It seems there have been many people here who have bought cheap computers, only to find that the computer contains only pci slots, with no way to add a traditional agp or pci-express x16 video card. Many of these people only find out they can't upgrade after buying the computer and trying unsuccessfully to install "the newest game," having it not run at all, or very slowly with the integrated graphic chip. Then these said people try to find out how they can get "the newest game" to run on their computers, and so they hit the forums, like techspot, for advise and help. Many people will suggest the latest $100-$200 video card for agp or pci-e, without thinking that the person could possibly not have an agp or pci-e slot. Then, some brave soul breaks the bad news that the system in question only has pci slots. Some people then lose all hope and say that no pci card would be any better than the integrated chip in their pc. Today I will be testing the best pci graphics card (currently) available, the nvidia 6200, to see if it really is as slow as integrated graphics, or if it does give pci only systems new life. I hope this article will help people with pci only systems decide what they should do.
The reason I care about the subject, is that I too was in a situation several years ago where my pc only had pci slots and I wanted to play "the latest game" which I had purchased. My system was a dell dimension 2300, but the 2350, 2400, 3000, and B110, are similar as well.
I ran these tests on my dell dimension 2300. It has 256mb pc133 ram, a pentium 4 1.8A ghz 400fsb cpu, intel integrated graphics, intel 845gl chipset, etc.
I ran aquamark3, an older benchmark on the 2300 with it's integrated graphics and got a score of 180 for graphics, 2714 for the processor, and a final score of 1752.
I then installed a pci nvidia 6200 128mb card
and ran the same benchmark. The results are a score of 2130 for graphics, 1993 for the processor, and a final score of 13,885.
So this shows that in my case, the 6200 is approximately 7.9X faster than the integrated graphics that came with my dell. That's significant in my opinion. Keep in mind that I had no other pci cards installed to "compete" with the video card. If you have a pci sound card, or other pci cards installed, it may
seriously degrade performance.
I then tried the same card in my one other system, with an athlon 64 processor @ 2.25ghz, 256mb ddr400 single channel ram, nforce 4 chipset, etc.
I got an aquamark3 score of about 15,000+ on this system.
I then ran 3dmark05 and got a score of about 620.

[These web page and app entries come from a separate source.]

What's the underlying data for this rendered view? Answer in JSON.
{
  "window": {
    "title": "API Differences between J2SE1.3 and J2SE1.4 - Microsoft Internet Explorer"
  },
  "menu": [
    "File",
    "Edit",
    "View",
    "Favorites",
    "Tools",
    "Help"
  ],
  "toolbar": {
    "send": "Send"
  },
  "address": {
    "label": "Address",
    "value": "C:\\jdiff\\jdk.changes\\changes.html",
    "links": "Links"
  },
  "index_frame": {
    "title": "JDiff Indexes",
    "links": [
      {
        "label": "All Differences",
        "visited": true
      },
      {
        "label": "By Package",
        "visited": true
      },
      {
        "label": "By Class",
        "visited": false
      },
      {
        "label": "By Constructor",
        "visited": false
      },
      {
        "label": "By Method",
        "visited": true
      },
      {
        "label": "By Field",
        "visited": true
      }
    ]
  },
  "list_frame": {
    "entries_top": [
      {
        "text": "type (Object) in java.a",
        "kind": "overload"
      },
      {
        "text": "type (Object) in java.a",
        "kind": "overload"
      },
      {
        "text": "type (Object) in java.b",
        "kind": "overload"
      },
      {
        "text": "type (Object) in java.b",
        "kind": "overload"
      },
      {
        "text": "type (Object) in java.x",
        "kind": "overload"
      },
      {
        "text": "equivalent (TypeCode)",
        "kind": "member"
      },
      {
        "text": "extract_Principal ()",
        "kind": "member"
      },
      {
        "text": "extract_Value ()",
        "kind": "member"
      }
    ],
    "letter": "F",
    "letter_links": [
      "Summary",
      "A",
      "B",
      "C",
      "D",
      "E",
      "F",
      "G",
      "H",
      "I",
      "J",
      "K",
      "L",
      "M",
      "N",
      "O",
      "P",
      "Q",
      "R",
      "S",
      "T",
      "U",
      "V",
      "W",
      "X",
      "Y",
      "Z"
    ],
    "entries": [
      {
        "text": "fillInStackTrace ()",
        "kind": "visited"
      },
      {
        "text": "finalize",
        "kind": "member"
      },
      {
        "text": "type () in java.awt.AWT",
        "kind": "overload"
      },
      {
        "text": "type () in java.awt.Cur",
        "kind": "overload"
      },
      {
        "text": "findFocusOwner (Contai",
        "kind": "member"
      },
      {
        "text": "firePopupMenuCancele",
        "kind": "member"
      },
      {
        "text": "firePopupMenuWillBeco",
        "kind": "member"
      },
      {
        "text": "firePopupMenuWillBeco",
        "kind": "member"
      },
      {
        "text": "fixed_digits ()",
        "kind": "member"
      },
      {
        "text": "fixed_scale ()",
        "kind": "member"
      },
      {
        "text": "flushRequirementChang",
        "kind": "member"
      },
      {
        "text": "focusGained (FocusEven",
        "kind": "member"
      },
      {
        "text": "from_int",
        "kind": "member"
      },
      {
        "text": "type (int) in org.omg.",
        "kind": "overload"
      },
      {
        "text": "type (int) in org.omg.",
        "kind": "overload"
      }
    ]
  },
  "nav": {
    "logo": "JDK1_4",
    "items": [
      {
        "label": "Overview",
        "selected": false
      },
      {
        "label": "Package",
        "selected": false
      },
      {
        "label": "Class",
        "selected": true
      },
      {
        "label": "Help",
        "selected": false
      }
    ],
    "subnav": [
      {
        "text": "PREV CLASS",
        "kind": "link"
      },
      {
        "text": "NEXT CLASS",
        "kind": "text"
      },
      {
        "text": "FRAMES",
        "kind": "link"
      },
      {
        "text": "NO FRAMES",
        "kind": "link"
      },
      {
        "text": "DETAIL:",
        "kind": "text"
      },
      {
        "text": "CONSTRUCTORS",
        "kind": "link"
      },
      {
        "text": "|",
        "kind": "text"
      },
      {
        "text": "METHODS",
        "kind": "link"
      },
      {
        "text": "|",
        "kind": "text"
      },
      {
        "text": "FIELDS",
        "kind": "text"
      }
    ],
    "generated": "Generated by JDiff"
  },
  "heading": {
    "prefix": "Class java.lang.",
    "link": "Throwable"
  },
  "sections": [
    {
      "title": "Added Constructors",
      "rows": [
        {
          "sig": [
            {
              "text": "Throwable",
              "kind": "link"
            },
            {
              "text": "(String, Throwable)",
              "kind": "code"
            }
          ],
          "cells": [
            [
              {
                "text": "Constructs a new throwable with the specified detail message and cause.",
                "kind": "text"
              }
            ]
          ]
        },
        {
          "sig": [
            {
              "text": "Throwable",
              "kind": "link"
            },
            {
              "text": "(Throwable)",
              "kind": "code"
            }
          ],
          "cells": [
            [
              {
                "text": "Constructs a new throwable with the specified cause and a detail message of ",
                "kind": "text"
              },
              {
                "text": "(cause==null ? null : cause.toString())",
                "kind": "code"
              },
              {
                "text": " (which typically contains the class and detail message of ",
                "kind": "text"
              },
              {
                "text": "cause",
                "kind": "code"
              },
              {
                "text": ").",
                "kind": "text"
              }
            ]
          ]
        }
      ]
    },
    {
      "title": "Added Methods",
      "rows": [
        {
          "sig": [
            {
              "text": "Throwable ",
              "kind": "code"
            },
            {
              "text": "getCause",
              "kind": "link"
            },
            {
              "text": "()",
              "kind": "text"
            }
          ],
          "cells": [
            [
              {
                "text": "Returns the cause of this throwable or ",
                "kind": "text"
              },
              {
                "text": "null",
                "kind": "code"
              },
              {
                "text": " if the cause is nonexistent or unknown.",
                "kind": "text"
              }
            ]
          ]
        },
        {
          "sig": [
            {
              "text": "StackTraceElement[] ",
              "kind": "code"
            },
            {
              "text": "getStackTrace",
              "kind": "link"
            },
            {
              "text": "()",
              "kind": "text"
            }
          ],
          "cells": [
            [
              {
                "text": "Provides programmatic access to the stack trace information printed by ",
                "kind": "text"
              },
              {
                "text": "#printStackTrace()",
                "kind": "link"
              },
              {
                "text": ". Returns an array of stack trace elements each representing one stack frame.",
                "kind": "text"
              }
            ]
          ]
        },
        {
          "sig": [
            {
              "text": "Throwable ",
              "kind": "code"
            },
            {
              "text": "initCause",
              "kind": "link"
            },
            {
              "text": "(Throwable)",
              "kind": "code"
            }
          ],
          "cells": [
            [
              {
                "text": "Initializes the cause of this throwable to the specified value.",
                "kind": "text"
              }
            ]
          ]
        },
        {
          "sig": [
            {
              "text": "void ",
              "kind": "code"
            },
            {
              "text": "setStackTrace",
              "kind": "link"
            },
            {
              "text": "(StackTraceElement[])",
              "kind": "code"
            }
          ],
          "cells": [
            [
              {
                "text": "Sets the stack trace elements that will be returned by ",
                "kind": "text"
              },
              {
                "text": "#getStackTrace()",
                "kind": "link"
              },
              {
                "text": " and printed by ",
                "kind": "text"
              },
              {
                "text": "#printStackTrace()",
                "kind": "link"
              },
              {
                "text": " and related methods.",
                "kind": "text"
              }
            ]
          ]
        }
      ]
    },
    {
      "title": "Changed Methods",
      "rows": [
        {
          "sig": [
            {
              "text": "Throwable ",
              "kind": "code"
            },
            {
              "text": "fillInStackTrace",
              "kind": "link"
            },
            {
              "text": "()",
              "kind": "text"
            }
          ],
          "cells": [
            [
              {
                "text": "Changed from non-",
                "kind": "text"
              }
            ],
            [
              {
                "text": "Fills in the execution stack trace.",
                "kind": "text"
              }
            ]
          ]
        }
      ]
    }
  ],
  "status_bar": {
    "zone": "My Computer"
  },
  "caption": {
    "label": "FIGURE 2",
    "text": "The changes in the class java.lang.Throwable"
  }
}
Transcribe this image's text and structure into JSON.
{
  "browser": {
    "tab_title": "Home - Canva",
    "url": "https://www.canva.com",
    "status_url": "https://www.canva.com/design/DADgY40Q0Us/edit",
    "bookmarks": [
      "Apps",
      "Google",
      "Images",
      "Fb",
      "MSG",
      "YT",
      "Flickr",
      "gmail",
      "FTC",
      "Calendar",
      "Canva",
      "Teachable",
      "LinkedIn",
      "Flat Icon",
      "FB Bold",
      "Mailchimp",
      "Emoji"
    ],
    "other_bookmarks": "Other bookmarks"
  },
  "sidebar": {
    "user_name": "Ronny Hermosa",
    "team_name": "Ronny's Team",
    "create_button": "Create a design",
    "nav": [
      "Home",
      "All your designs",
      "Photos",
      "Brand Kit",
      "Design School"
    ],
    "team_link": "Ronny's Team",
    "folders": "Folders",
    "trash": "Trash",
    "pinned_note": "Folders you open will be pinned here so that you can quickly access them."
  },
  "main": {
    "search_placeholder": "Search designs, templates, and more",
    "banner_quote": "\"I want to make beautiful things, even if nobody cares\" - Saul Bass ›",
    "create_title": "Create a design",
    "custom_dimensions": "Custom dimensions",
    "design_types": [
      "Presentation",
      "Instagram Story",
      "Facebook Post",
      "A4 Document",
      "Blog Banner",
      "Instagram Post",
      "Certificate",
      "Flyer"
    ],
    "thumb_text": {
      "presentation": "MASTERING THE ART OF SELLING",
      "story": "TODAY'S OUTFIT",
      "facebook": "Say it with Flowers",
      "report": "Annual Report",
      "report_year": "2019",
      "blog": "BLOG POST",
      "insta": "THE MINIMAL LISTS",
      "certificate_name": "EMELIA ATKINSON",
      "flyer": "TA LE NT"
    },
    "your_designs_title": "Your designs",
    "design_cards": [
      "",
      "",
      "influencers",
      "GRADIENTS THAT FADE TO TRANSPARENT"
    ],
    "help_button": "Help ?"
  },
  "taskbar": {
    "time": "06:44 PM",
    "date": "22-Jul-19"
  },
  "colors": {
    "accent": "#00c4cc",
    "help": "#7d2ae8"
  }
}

I then proceeded to play several games with the 6200 to see if it yielded "playable" framerates. I tried command and conquer: generals, america's army, and far cry. All were playable with the 6200. C&C:G ran very well, and so did america's army. Farcry also ran reasonably well at 800x600 on medium setttings(more ram would help, I used only 256mb).
So, my concluson? My conclusion would be that if you have no agp or pci-e slots, and can be satisfied running their games at a low resolution(800x600), and with low or medium settings on more demanding games, then getting a pci 6200 would be the best option for you.
Some more information on the pci 6200.
Made by 3DFuzion
350mhz core clock
4 pixel pipes
64bit memory interface
128mb ddr memory @ 400mhz
Some of you may question whether a card with a 64bit memory interface can compete with cards with a 128bit memory interface, like some nvidia fx5500, or fx5200 cards. I at first questioned this, since it seems like "everywhere" online people claim that all 64bit cards are total trash, and that the worst 128bit card would beat the best 64bit card. I then found an interesting benchmark comparing 64bit 6200 cards to cards like the 5200, 5500, and 9550, in which the 6200 came out on top. Note the cards in question are agp, so pci performance is less, but the percent differences between cards should be similar when comparing pci cards.
Here's the link.
Now, if you don't want to settle for lower resolution and lower quality, then you have basically two options, upgrade your current system's motherboard to one that supports add in graphics cards(and buy a video card), or buy/build a new computer.
I've upgraded my dell 2300's motherboard to a gigabyte 8IG1000MK motherboard to get an agp slot to add a video card. This way, I can add in whatever graphics card I want in the agp format, and get decent gaming results. Things to keep in mind when upgrading are to get the correct form factor for the motherboard(most all pci only systems are micro atx, or else a proprietary board design), the cpu socket type, the graphics upgrade slot(agp or pci-e x16), and the memory type. It is advisable to get a new copy of your os(xp) and do a reinstall after the motherboard replacement, so be sure to back up your data before the motherboard replacement.
If you do decide on a new system, just be sure you get one that has a good cpu, and has a graphics upgrade slot.
If you are in this situation and are still unsure or need help, feel free to post and/or PM me. I'm glad to help.